We used recombineering to introduce a CreERT2 cassette in place of exon 2 of the Advillin gene into a BAC clone (RPCI23-424F19) containing the 5' region of the Advillin gene. Transgenic mice were generated using pronuclear injection. The resulting AvCreERT2 transgenic mice showed a highly specific expression pattern of Cre activity after tamoxifen induction. Recombinase activity was confined to sensory neurons and no expression was found in other organs. Less than 1% of neurons showed Cre expression in the absence of tamoxifen treatment. Five-day intraperitoneal treatment with tamoxifen (2 mg per day) induced Cre recombination events in ≈90% of neurons in dorsal root and cranial ganglia. Cell counts of dorsal root ganglia (DRG) from transgenic animals with or without tamoxifen treatment showed no neuronal cell loss. Sensory neurons in culture showed ≈70% induction after 3 days treatment with tamoxifen. Behavioural tests showed no differences between wildtype, AvCreERT2 and tamoxifen-treated animals in terms of motor function, responses to light touch and noxious pressure, thermal thresholds as well as responses to inflammatory agents.
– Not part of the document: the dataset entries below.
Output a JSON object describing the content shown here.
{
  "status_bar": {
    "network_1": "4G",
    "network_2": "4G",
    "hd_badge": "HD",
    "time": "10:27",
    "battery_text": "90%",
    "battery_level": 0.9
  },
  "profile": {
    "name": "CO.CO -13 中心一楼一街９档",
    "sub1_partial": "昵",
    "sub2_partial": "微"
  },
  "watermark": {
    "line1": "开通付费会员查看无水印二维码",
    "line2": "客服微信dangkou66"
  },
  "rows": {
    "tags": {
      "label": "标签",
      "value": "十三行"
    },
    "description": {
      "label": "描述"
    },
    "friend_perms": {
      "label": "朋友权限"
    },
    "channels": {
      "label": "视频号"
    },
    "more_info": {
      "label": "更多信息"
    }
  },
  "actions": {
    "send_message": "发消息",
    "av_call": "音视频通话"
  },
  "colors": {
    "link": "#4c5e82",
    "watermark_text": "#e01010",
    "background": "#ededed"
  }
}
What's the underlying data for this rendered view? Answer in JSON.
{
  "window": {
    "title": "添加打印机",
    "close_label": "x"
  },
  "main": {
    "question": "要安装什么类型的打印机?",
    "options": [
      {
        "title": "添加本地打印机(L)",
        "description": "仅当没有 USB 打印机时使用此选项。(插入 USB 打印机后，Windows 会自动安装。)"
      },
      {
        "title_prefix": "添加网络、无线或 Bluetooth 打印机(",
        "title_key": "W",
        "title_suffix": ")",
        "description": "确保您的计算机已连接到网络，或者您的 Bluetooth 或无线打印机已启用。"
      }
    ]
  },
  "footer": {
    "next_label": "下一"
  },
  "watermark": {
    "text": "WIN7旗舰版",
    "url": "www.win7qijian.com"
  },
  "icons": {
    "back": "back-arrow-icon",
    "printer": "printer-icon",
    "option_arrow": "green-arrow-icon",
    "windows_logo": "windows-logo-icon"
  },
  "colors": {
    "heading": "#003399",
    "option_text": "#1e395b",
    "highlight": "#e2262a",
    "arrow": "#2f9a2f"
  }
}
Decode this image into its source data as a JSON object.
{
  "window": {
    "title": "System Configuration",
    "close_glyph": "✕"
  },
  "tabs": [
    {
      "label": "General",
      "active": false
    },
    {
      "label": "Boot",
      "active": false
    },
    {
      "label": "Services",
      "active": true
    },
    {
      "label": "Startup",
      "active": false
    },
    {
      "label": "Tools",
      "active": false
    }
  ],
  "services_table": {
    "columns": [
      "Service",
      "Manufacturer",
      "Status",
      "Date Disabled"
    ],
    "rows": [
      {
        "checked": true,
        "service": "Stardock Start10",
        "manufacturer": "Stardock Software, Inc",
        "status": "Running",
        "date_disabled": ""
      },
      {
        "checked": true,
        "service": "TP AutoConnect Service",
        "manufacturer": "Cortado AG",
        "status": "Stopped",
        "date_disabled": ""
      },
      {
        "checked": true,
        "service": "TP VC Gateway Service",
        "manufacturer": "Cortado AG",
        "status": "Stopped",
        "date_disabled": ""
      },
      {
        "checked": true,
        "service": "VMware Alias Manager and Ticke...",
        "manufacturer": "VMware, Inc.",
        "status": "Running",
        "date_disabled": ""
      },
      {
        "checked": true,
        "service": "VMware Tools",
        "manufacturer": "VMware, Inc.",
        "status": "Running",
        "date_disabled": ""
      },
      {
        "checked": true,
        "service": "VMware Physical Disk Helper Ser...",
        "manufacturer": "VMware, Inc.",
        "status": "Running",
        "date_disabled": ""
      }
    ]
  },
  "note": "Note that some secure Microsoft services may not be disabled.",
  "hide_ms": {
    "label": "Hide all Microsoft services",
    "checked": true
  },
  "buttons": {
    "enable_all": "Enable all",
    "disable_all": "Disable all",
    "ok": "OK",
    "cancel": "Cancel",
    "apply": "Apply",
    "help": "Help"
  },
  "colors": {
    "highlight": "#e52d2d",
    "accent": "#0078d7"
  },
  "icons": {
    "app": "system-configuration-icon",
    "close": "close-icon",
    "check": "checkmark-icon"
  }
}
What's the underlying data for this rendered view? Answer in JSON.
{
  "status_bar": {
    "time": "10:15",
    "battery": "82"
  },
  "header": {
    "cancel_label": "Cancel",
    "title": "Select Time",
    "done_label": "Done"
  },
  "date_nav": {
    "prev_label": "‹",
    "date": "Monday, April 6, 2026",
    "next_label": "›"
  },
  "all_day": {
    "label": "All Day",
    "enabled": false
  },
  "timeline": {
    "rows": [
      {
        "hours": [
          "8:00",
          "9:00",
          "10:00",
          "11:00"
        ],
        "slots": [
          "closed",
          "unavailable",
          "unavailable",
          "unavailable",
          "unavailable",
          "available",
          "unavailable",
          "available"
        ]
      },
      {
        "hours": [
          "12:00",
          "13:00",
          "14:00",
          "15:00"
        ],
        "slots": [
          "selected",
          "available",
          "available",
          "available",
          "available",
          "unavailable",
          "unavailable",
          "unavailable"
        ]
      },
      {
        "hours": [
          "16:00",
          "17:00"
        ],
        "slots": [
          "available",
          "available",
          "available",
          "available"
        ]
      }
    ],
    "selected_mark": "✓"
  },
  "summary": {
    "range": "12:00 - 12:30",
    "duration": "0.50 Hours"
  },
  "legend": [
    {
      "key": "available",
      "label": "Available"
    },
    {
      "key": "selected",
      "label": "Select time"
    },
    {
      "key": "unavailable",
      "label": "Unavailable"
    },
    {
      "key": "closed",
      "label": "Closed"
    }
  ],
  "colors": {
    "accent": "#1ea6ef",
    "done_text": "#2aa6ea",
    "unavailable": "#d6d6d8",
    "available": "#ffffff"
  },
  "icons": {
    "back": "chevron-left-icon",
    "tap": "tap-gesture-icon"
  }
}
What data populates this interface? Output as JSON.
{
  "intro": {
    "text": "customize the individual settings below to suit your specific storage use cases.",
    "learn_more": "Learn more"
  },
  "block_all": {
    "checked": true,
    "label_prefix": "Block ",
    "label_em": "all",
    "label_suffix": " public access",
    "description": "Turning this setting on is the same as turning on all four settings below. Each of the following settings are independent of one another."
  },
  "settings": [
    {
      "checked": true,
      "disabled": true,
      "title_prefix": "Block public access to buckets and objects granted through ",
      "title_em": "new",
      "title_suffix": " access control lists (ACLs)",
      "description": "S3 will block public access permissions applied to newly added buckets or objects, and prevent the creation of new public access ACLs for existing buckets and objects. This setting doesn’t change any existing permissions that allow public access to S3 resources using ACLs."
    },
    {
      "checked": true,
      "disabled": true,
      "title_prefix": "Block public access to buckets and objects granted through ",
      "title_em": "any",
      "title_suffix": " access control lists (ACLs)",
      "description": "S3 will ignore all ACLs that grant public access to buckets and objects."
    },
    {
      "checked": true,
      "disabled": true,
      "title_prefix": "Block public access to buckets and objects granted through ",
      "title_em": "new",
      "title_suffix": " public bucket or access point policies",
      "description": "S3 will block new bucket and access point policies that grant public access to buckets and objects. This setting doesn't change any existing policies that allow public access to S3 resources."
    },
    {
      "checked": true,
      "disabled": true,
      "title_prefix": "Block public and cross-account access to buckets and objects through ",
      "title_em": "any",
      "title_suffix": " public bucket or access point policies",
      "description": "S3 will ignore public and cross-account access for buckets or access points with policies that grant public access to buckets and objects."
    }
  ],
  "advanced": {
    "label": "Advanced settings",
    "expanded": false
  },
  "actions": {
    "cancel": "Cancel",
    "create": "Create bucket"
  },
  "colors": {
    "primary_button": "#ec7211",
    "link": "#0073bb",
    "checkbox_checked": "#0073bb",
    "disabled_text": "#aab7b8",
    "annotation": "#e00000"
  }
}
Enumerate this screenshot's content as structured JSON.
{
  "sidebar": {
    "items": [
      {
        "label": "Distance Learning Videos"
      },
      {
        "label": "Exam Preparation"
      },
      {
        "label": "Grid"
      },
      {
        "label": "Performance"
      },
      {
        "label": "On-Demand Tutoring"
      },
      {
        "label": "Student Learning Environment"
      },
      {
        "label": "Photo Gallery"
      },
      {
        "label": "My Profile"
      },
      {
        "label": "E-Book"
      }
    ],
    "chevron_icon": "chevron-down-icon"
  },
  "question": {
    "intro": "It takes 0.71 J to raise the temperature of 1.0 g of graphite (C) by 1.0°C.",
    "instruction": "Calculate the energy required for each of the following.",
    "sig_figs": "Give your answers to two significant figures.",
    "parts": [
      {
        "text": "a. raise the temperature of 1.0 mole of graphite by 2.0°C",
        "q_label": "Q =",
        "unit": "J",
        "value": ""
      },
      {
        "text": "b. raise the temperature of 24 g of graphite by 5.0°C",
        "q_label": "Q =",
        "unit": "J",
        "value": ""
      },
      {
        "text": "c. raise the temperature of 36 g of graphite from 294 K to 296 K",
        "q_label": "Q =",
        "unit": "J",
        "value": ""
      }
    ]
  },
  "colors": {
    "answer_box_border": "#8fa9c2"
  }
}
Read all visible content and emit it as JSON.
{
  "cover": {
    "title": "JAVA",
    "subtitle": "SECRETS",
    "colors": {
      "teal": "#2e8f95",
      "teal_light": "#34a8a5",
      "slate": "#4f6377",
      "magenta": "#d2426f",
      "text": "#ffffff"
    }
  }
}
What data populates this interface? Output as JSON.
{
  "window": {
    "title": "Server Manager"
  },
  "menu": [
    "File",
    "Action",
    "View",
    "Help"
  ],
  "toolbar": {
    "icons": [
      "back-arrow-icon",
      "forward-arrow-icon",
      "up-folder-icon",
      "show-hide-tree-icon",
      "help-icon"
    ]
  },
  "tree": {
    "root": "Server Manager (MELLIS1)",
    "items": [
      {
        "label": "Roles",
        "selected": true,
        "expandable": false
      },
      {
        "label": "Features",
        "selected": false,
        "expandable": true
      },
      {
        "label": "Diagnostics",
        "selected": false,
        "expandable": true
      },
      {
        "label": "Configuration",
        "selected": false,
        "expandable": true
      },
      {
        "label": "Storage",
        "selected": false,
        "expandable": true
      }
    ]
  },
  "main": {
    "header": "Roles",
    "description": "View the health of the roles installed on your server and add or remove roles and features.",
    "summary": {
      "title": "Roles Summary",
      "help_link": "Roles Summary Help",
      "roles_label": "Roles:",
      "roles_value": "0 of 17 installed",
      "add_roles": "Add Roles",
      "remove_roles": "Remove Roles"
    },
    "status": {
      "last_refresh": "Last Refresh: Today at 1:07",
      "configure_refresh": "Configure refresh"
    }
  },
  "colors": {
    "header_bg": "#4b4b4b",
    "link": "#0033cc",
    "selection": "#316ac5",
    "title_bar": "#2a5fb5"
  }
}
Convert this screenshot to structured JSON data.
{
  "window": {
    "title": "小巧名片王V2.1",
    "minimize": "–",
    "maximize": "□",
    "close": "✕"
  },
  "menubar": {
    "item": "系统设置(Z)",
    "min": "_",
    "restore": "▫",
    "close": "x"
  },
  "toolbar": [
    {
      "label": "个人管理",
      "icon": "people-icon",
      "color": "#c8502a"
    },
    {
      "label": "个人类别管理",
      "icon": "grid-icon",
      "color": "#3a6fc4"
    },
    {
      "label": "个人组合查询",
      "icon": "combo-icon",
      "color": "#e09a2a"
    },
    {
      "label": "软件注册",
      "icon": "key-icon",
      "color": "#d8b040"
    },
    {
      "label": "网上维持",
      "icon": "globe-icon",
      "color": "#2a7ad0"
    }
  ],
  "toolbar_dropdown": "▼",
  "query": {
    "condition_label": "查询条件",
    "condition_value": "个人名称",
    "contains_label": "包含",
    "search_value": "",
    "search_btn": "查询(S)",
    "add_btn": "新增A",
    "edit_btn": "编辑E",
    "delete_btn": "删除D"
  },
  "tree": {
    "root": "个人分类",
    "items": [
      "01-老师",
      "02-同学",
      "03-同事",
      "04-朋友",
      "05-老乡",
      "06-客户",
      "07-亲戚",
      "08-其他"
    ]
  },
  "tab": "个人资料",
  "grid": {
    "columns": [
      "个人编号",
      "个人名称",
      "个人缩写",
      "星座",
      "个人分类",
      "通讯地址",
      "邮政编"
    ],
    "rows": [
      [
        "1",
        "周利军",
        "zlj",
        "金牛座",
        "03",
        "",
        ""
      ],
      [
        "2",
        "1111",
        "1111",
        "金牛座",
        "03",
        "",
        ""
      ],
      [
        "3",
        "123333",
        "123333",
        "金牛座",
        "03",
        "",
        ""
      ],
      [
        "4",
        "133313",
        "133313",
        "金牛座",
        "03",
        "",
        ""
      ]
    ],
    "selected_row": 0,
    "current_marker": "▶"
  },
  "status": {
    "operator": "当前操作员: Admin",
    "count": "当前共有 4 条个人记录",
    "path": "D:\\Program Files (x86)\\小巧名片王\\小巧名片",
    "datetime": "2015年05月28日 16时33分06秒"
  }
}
Conclusions
Our results suggest that the inducible pan-DRG AvCreERT2 deleter mouse strain is a useful tool for studying the role of individual genes in adult sensory neuron function. The pain phenotype of the Cre-induced animal is normal; therefore any alterations in pain processing can be unambiguously attributed to loss of the targeted gene.
doi:10.1186/1744-8069-7-100
PMCID: PMC3260248  PMID: 22188729
AvCreERT2; pain and nociception; tamoxifen inducible; ROSA26 LacZ reporter; behaviour; DRG
5.  Distinct Nav1.7-dependent pain sensations require different sets of sensory and sympathetic neurons 
Nature Communications  2012;3:791-.
Human acute and inflammatory pain requires the expression of voltage-gated sodium channel Nav1.7 but its significance for neuropathic pain is unknown. Here we show that Nav1.7 expression in different sets of mouse sensory and sympathetic neurons underlies distinct types of pain sensation. Ablating Nav1.7 gene (SCN9A) expression in all sensory neurons using Advillin-Cre abolishes mechanical pain, inflammatory pain and reflex withdrawal responses to heat. In contrast, heat-evoked pain is retained when SCN9A is deleted only in Nav1.8-positive nociceptors. Surprisingly, responses to the hotplate test, as well as neuropathic pain, are unaffected when SCN9A is deleted in all sensory neurons. However, deleting SCN9A in both sensory and sympathetic neurons abolishes these pain sensations and recapitulates the pain-free phenotype seen in humans with SCN9A loss-of-function mutations. These observations demonstrate an important role for Nav1.7 in sympathetic neurons in neuropathic pain, and provide possible insights into the mechanisms that underlie gain-of-function Nav1.7-dependent pain conditions.
Sodium channel Nav1.7 is essential for acute human pain but its role in chronic neuropathic pain is unclear. Minett and colleagues show that Nav1.7 expression specifically in sympathetic neurons, rather than sensory neurons, is required for the development of chronic neuropathic pain after injury.
doi:10.1038/ncomms1795
PMCID: PMC3337979  PMID: 22531176

Results 1-5 (5)